#### Task goal:
If an entry below holds a picture, leave the picture out and print the rest exactly.

#### Extracted entries:
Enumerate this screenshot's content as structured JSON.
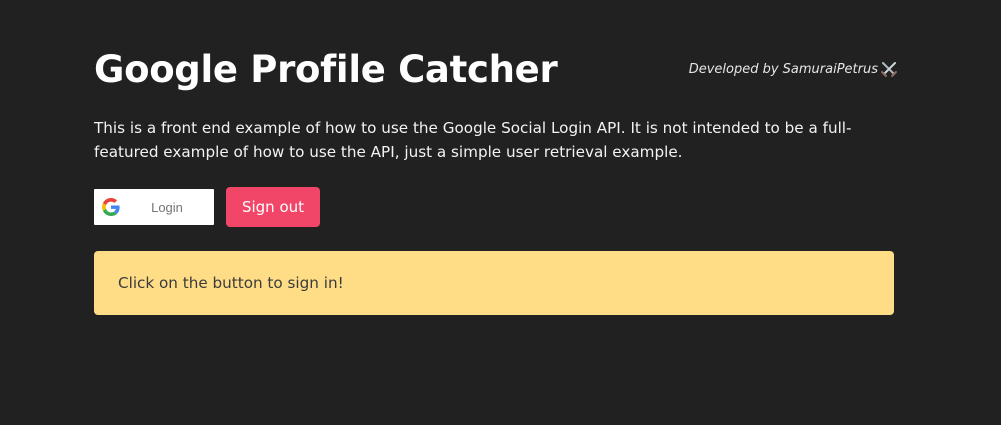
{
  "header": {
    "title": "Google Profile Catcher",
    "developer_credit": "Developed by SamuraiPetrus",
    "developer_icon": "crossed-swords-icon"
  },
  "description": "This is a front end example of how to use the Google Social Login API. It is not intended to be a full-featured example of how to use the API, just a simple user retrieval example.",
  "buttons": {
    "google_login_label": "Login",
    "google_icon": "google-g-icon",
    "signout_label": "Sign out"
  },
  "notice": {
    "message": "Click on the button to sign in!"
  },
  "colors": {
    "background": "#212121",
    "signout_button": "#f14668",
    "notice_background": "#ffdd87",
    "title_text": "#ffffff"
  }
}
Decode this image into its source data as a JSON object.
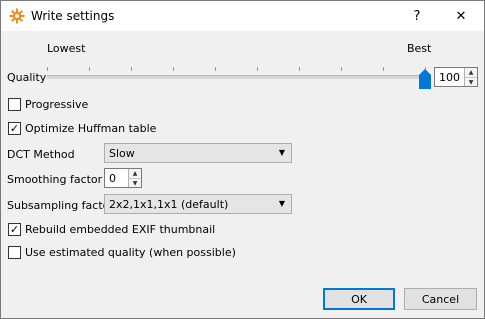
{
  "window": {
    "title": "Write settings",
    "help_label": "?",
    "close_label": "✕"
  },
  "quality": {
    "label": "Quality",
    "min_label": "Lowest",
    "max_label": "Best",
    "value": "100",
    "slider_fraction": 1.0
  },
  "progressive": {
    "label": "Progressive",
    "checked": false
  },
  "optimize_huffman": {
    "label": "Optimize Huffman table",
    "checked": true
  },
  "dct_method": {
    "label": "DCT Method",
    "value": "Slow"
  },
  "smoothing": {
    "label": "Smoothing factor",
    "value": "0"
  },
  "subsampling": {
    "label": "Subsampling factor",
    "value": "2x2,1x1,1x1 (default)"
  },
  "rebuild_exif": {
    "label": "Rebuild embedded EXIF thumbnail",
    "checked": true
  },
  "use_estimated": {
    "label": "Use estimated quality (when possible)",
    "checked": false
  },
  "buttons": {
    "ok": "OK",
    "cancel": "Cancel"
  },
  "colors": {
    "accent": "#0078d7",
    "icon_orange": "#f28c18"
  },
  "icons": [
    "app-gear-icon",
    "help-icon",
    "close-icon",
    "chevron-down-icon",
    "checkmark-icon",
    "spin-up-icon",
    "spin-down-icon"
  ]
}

#### Your response:
Enumerate this screenshot's content as structured JSON.
{
  "header": {
    "title": "Google Profile Catcher",
    "developer_credit": "Developed by SamuraiPetrus",
    "developer_icon": "crossed-swords-icon"
  },
  "description": "This is a front end example of how to use the Google Social Login API. It is not intended to be a full-featured example of how to use the API, just a simple user retrieval example.",
  "buttons": {
    "google_login_label": "Login",
    "google_icon": "google-g-icon",
    "signout_label": "Sign out"
  },
  "notice": {
    "message": "Click on the button to sign in!"
  },
  "colors": {
    "background": "#212121",
    "signout_button": "#f14668",
    "notice_background": "#ffdd87",
    "title_text": "#ffffff"
  }
}
Decode this image into its source data as a JSON object.
{
  "window": {
    "title": "Write settings",
    "help_label": "?",
    "close_label": "✕"
  },
  "quality": {
    "label": "Quality",
    "min_label": "Lowest",
    "max_label": "Best",
    "value": "100",
    "slider_fraction": 1.0
  },
  "progressive": {
    "label": "Progressive",
    "checked": false
  },
  "optimize_huffman": {
    "label": "Optimize Huffman table",
    "checked": true
  },
  "dct_method": {
    "label": "DCT Method",
    "value": "Slow"
  },
  "smoothing": {
    "label": "Smoothing factor",
    "value": "0"
  },
  "subsampling": {
    "label": "Subsampling factor",
    "value": "2x2,1x1,1x1 (default)"
  },
  "rebuild_exif": {
    "label": "Rebuild embedded EXIF thumbnail",
    "checked": true
  },
  "use_estimated": {
    "label": "Use estimated quality (when possible)",
    "checked": false
  },
  "buttons": {
    "ok": "OK",
    "cancel": "Cancel"
  },
  "colors": {
    "accent": "#0078d7",
    "icon_orange": "#f28c18"
  },
  "icons": [
    "app-gear-icon",
    "help-icon",
    "close-icon",
    "chevron-down-icon",
    "checkmark-icon",
    "spin-up-icon",
    "spin-down-icon"
  ]
}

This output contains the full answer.